**App and web page records:**
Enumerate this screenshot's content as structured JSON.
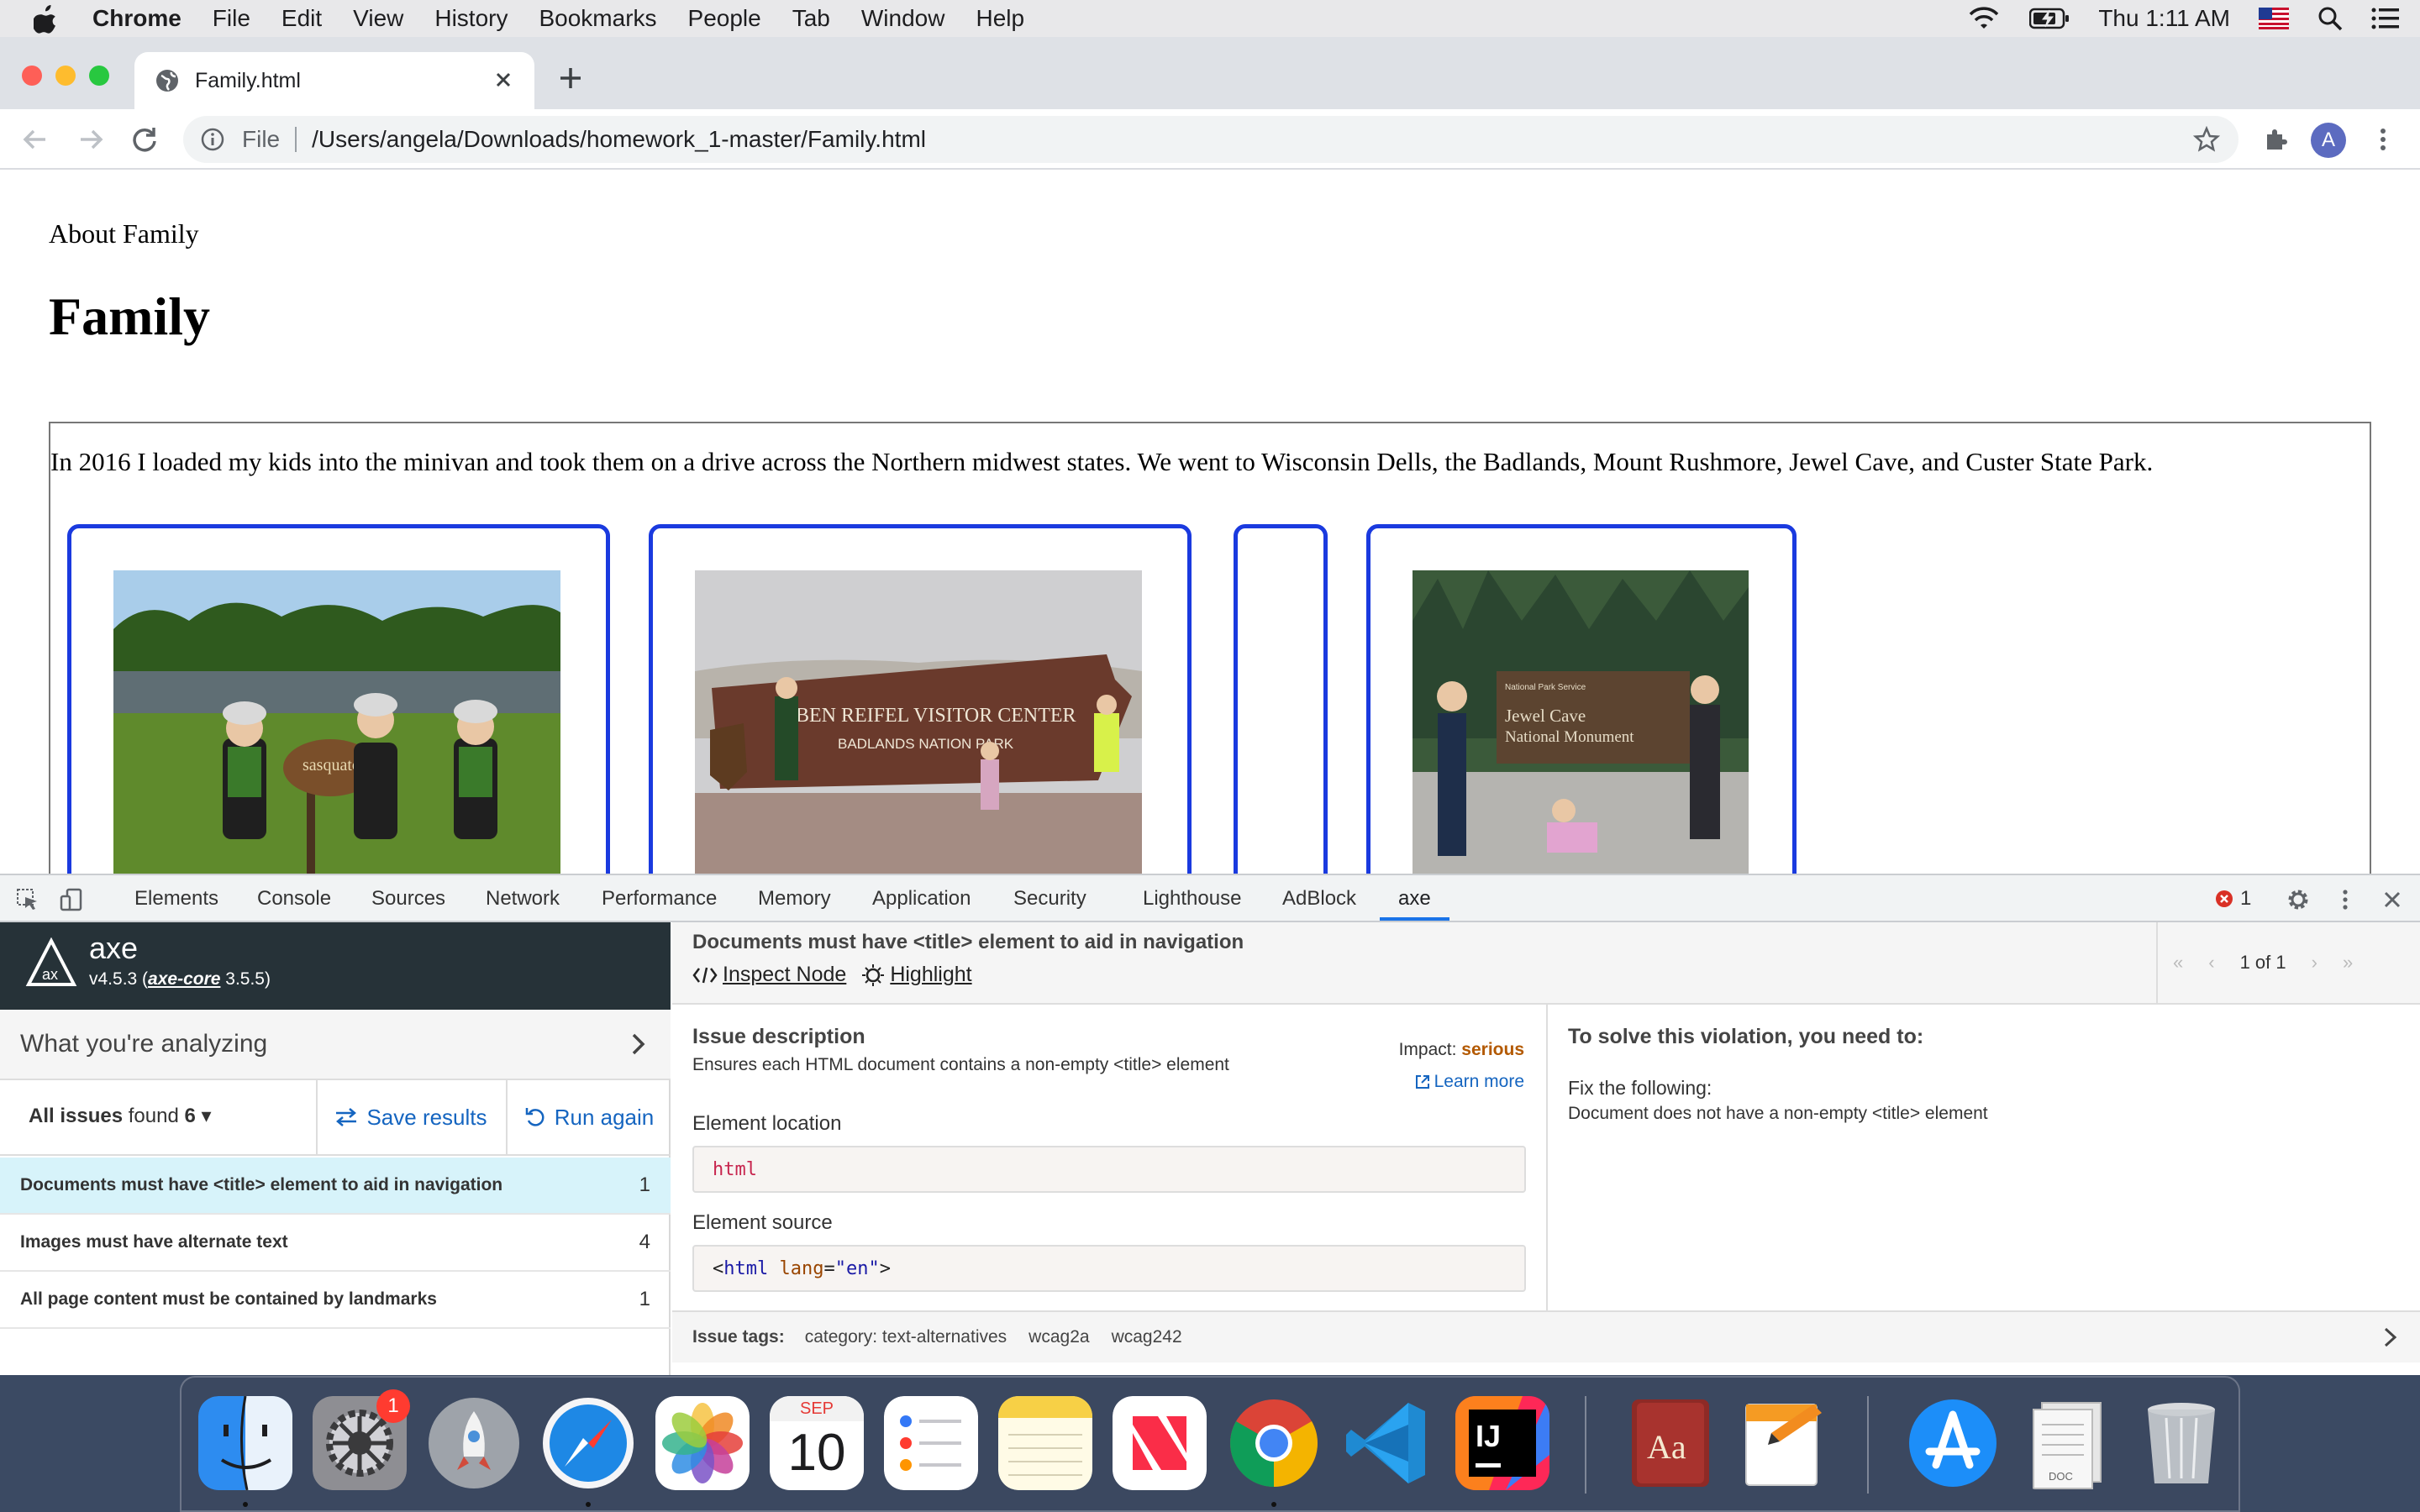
{
  "menubar": {
    "app": "Chrome",
    "items": [
      "File",
      "Edit",
      "View",
      "History",
      "Bookmarks",
      "People",
      "Tab",
      "Window",
      "Help"
    ],
    "clock": "Thu 1:11 AM"
  },
  "browser": {
    "tab_title": "Family.html",
    "url_scheme": "File",
    "url": "/Users/angela/Downloads/homework_1-master/Family.html",
    "avatar_letter": "A"
  },
  "page": {
    "nav_link": "About Family",
    "heading": "Family",
    "paragraph": "In 2016 I loaded my kids into the minivan and took them on a drive across the Northern midwest states. We went to Wisconsin Dells, the Badlands, Mount Rushmore, Jewel Cave, and Custer State Park.",
    "photo2_sign_line1": "BEN REIFEL VISITOR CENTER",
    "photo2_sign_line2": "BADLANDS NATION    PARK",
    "photo3_sign_line1": "Jewel Cave",
    "photo3_sign_line2": "National Monument"
  },
  "devtools": {
    "tabs": [
      "Elements",
      "Console",
      "Sources",
      "Network",
      "Performance",
      "Memory",
      "Application",
      "Security",
      "Lighthouse",
      "AdBlock",
      "axe"
    ],
    "active_tab": "axe",
    "error_count": "1"
  },
  "axe": {
    "name": "axe",
    "version_prefix": "v4.5.3 (",
    "core_link": "axe-core",
    "core_version": " 3.5.5)",
    "analyzing_label": "What you're analyzing",
    "filter_strong": "All issues",
    "filter_found": " found ",
    "filter_count": "6",
    "save_label": "Save results",
    "run_label": "Run again",
    "issues": [
      {
        "label": "Documents must have <title> element to aid in navigation",
        "count": "1"
      },
      {
        "label": "Images must have alternate text",
        "count": "4"
      },
      {
        "label": "All page content must be contained by landmarks",
        "count": "1"
      }
    ],
    "detail": {
      "title": "Documents must have <title> element to aid in navigation",
      "inspect_label": "Inspect Node",
      "highlight_label": "Highlight",
      "pager": "1 of 1",
      "desc_heading": "Issue description",
      "desc_text": "Ensures each HTML document contains a non-empty <title> element",
      "impact_label": "Impact: ",
      "impact_value": "serious",
      "learn_more": "Learn more",
      "location_label": "Element location",
      "location_value": "html",
      "source_label": "Element source",
      "source_tag": "html",
      "source_attr": "lang",
      "source_value": "\"en\"",
      "solve_heading": "To solve this violation, you need to:",
      "fix_heading": "Fix the following:",
      "fix_text": "Document does not have a non-empty <title> element",
      "tags_label": "Issue tags:",
      "tags": [
        "category: text-alternatives",
        "wcag2a",
        "wcag242"
      ]
    }
  },
  "dock": {
    "calendar_month": "SEP",
    "calendar_day": "10",
    "prefs_badge": "1"
  },
  "colors": {
    "card_border": "#1a3adf",
    "axe_dark": "#263238",
    "link_blue": "#1565c0",
    "selected_row": "#d7f3fa",
    "impact": "#b35900"
  }
}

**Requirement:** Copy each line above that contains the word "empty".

**Task output:**
      "desc_text": "Ensures each HTML document contains a non-empty <title> element",
      "fix_text": "Document does not have a non-empty <title> element",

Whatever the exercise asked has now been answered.